§ **Dataset records**:
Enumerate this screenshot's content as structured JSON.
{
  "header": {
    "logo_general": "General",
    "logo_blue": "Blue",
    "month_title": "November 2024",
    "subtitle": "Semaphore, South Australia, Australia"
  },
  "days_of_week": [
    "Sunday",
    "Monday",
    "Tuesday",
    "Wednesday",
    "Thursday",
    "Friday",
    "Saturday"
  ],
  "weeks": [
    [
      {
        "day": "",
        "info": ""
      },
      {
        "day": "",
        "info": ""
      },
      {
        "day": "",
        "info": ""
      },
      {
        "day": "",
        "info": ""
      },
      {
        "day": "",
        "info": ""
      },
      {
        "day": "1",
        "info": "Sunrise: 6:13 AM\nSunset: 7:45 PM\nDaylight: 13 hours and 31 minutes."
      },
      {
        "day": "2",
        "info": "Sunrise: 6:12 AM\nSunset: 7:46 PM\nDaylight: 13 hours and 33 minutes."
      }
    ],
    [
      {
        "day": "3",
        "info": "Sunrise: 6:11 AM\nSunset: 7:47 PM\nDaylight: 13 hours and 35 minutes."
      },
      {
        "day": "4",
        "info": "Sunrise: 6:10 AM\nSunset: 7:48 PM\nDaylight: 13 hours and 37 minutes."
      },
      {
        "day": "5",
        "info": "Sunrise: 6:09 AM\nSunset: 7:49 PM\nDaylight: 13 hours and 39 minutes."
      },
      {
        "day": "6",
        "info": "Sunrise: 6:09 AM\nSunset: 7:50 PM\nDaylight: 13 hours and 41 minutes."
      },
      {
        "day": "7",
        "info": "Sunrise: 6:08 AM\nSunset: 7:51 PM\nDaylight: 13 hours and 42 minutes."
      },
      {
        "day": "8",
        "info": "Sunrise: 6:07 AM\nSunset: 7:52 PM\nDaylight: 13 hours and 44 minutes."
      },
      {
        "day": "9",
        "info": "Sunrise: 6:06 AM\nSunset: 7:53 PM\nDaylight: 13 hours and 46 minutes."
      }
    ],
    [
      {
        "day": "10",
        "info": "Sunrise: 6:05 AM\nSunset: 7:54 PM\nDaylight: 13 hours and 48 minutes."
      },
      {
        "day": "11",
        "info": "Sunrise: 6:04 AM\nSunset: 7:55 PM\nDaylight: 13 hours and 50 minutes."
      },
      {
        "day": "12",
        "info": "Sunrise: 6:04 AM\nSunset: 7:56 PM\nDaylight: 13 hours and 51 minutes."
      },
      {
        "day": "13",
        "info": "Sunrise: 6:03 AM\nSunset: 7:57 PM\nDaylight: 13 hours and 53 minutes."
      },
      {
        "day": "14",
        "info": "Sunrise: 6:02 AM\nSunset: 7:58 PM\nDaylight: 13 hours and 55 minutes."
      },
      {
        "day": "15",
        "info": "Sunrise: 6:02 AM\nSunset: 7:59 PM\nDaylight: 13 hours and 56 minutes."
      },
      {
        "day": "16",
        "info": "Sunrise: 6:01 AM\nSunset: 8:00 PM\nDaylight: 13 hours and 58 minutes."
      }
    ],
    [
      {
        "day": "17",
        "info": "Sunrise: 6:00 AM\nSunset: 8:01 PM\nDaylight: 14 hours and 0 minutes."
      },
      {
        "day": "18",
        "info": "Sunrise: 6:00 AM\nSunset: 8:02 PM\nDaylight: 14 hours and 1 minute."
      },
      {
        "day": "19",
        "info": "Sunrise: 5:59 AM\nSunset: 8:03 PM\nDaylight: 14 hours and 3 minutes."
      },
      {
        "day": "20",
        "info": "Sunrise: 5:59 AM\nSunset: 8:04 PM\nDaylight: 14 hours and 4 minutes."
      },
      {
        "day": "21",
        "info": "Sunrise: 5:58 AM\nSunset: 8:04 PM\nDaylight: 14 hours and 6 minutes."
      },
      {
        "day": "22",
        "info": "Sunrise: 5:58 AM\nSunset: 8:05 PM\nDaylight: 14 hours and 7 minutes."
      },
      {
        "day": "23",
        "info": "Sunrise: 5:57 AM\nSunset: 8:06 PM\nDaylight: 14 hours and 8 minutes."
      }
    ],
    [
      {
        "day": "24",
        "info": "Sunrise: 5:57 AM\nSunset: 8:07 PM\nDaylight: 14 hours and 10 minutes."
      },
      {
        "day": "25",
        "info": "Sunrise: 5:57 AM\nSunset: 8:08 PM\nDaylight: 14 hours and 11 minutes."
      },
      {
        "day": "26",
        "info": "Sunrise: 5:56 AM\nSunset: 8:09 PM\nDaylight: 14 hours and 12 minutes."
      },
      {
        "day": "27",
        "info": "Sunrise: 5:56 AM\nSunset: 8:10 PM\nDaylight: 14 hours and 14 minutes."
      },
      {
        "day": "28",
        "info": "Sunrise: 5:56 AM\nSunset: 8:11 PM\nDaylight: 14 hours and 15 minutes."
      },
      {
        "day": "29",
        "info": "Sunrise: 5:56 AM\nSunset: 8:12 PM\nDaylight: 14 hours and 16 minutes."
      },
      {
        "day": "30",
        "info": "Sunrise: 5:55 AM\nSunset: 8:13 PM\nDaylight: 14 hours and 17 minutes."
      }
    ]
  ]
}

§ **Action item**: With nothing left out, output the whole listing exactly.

§ **Final answer**:
Enumerate this screenshot's content as structured JSON.
{
  "header": {
    "logo_general": "General",
    "logo_blue": "Blue",
    "month_title": "November 2024",
    "subtitle": "Semaphore, South Australia, Australia"
  },
  "days_of_week": [
    "Sunday",
    "Monday",
    "Tuesday",
    "Wednesday",
    "Thursday",
    "Friday",
    "Saturday"
  ],
  "weeks": [
    [
      {
        "day": "",
        "info": ""
      },
      {
        "day": "",
        "info": ""
      },
      {
        "day": "",
        "info": ""
      },
      {
        "day": "",
        "info": ""
      },
      {
        "day": "",
        "info": ""
      },
      {
        "day": "1",
        "info": "Sunrise: 6:13 AM\nSunset: 7:45 PM\nDaylight: 13 hours and 31 minutes."
      },
      {
        "day": "2",
        "info": "Sunrise: 6:12 AM\nSunset: 7:46 PM\nDaylight: 13 hours and 33 minutes."
      }
    ],
    [
      {
        "day": "3",
        "info": "Sunrise: 6:11 AM\nSunset: 7:47 PM\nDaylight: 13 hours and 35 minutes."
      },
      {
        "day": "4",
        "info": "Sunrise: 6:10 AM\nSunset: 7:48 PM\nDaylight: 13 hours and 37 minutes."
      },
      {
        "day": "5",
        "info": "Sunrise: 6:09 AM\nSunset: 7:49 PM\nDaylight: 13 hours and 39 minutes."
      },
      {
        "day": "6",
        "info": "Sunrise: 6:09 AM\nSunset: 7:50 PM\nDaylight: 13 hours and 41 minutes."
      },
      {
        "day": "7",
        "info": "Sunrise: 6:08 AM\nSunset: 7:51 PM\nDaylight: 13 hours and 42 minutes."
      },
      {
        "day": "8",
        "info": "Sunrise: 6:07 AM\nSunset: 7:52 PM\nDaylight: 13 hours and 44 minutes."
      },
      {
        "day": "9",
        "info": "Sunrise: 6:06 AM\nSunset: 7:53 PM\nDaylight: 13 hours and 46 minutes."
      }
    ],
    [
      {
        "day": "10",
        "info": "Sunrise: 6:05 AM\nSunset: 7:54 PM\nDaylight: 13 hours and 48 minutes."
      },
      {
        "day": "11",
        "info": "Sunrise: 6:04 AM\nSunset: 7:55 PM\nDaylight: 13 hours and 50 minutes."
      },
      {
        "day": "12",
        "info": "Sunrise: 6:04 AM\nSunset: 7:56 PM\nDaylight: 13 hours and 51 minutes."
      },
      {
        "day": "13",
        "info": "Sunrise: 6:03 AM\nSunset: 7:57 PM\nDaylight: 13 hours and 53 minutes."
      },
      {
        "day": "14",
        "info": "Sunrise: 6:02 AM\nSunset: 7:58 PM\nDaylight: 13 hours and 55 minutes."
      },
      {
        "day": "15",
        "info": "Sunrise: 6:02 AM\nSunset: 7:59 PM\nDaylight: 13 hours and 56 minutes."
      },
      {
        "day": "16",
        "info": "Sunrise: 6:01 AM\nSunset: 8:00 PM\nDaylight: 13 hours and 58 minutes."
      }
    ],
    [
      {
        "day": "17",
        "info": "Sunrise: 6:00 AM\nSunset: 8:01 PM\nDaylight: 14 hours and 0 minutes."
      },
      {
        "day": "18",
        "info": "Sunrise: 6:00 AM\nSunset: 8:02 PM\nDaylight: 14 hours and 1 minute."
      },
      {
        "day": "19",
        "info": "Sunrise: 5:59 AM\nSunset: 8:03 PM\nDaylight: 14 hours and 3 minutes."
      },
      {
        "day": "20",
        "info": "Sunrise: 5:59 AM\nSunset: 8:04 PM\nDaylight: 14 hours and 4 minutes."
      },
      {
        "day": "21",
        "info": "Sunrise: 5:58 AM\nSunset: 8:04 PM\nDaylight: 14 hours and 6 minutes."
      },
      {
        "day": "22",
        "info": "Sunrise: 5:58 AM\nSunset: 8:05 PM\nDaylight: 14 hours and 7 minutes."
      },
      {
        "day": "23",
        "info": "Sunrise: 5:57 AM\nSunset: 8:06 PM\nDaylight: 14 hours and 8 minutes."
      }
    ],
    [
      {
        "day": "24",
        "info": "Sunrise: 5:57 AM\nSunset: 8:07 PM\nDaylight: 14 hours and 10 minutes."
      },
      {
        "day": "25",
        "info": "Sunrise: 5:57 AM\nSunset: 8:08 PM\nDaylight: 14 hours and 11 minutes."
      },
      {
        "day": "26",
        "info": "Sunrise: 5:56 AM\nSunset: 8:09 PM\nDaylight: 14 hours and 12 minutes."
      },
      {
        "day": "27",
        "info": "Sunrise: 5:56 AM\nSunset: 8:10 PM\nDaylight: 14 hours and 14 minutes."
      },
      {
        "day": "28",
        "info": "Sunrise: 5:56 AM\nSunset: 8:11 PM\nDaylight: 14 hours and 15 minutes."
      },
      {
        "day": "29",
        "info": "Sunrise: 5:56 AM\nSunset: 8:12 PM\nDaylight: 14 hours and 16 minutes."
      },
      {
        "day": "30",
        "info": "Sunrise: 5:55 AM\nSunset: 8:13 PM\nDaylight: 14 hours and 17 minutes."
      }
    ]
  ]
}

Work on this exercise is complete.